START DATASET EXCERPTS

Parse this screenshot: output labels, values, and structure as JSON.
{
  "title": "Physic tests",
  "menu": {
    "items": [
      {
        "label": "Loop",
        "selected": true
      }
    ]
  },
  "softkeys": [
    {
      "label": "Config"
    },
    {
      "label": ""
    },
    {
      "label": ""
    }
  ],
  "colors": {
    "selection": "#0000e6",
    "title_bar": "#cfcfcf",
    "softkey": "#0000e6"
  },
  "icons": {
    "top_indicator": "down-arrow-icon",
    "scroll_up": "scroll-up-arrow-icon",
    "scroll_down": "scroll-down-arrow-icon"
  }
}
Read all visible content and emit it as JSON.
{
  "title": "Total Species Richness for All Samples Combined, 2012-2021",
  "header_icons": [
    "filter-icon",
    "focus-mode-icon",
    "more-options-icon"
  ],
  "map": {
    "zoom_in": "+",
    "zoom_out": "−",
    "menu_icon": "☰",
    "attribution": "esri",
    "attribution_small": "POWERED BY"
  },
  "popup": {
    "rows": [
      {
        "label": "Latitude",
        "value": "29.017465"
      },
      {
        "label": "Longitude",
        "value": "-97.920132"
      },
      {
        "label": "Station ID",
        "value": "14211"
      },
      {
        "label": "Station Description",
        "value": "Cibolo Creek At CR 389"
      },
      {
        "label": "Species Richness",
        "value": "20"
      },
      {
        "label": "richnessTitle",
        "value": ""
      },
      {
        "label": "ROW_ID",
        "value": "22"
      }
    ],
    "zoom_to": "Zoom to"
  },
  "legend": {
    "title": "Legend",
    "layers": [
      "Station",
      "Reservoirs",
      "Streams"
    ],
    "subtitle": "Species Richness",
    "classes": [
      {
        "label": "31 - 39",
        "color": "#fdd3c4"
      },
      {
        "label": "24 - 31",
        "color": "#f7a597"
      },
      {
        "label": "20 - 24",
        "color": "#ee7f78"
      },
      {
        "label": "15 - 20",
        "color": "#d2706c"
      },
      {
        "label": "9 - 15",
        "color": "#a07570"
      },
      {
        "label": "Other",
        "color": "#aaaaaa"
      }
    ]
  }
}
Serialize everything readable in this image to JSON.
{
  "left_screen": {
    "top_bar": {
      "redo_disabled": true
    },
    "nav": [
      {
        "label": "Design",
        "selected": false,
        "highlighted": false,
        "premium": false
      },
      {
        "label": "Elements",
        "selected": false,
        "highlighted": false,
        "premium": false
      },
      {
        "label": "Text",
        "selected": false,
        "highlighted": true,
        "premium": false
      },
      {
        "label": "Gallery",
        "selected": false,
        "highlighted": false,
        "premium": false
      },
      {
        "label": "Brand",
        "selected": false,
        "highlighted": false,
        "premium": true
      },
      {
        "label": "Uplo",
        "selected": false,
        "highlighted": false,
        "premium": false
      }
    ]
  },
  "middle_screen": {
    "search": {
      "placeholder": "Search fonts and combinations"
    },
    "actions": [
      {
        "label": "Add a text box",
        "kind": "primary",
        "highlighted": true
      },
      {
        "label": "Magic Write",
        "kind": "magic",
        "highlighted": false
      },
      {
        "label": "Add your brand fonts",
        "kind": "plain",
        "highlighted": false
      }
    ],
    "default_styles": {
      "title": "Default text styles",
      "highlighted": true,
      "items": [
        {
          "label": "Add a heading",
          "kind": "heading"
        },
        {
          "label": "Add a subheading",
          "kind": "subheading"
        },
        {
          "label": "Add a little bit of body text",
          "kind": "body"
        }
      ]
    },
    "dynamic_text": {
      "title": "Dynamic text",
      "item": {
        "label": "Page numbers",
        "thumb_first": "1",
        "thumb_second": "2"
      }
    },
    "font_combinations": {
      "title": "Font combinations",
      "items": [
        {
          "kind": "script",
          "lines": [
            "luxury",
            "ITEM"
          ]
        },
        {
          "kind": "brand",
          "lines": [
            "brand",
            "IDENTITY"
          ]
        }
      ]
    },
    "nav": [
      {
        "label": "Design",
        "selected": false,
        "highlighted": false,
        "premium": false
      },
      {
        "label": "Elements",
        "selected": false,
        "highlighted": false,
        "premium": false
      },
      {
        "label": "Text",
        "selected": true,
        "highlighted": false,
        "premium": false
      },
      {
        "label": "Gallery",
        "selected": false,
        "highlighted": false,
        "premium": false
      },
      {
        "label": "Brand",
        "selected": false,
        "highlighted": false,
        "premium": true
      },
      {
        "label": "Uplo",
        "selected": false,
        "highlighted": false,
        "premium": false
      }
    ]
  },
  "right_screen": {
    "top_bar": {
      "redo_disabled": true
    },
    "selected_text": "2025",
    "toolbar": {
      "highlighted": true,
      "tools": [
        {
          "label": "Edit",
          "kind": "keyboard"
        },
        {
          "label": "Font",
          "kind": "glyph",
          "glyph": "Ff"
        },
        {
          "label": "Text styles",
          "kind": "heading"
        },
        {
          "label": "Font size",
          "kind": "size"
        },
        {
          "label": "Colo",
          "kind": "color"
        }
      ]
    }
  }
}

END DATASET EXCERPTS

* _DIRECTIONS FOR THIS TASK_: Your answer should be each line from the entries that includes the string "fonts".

* _REPLY TO THE TASK_:
      "placeholder": "Search fonts and combinations"
        "label": "Add your brand fonts",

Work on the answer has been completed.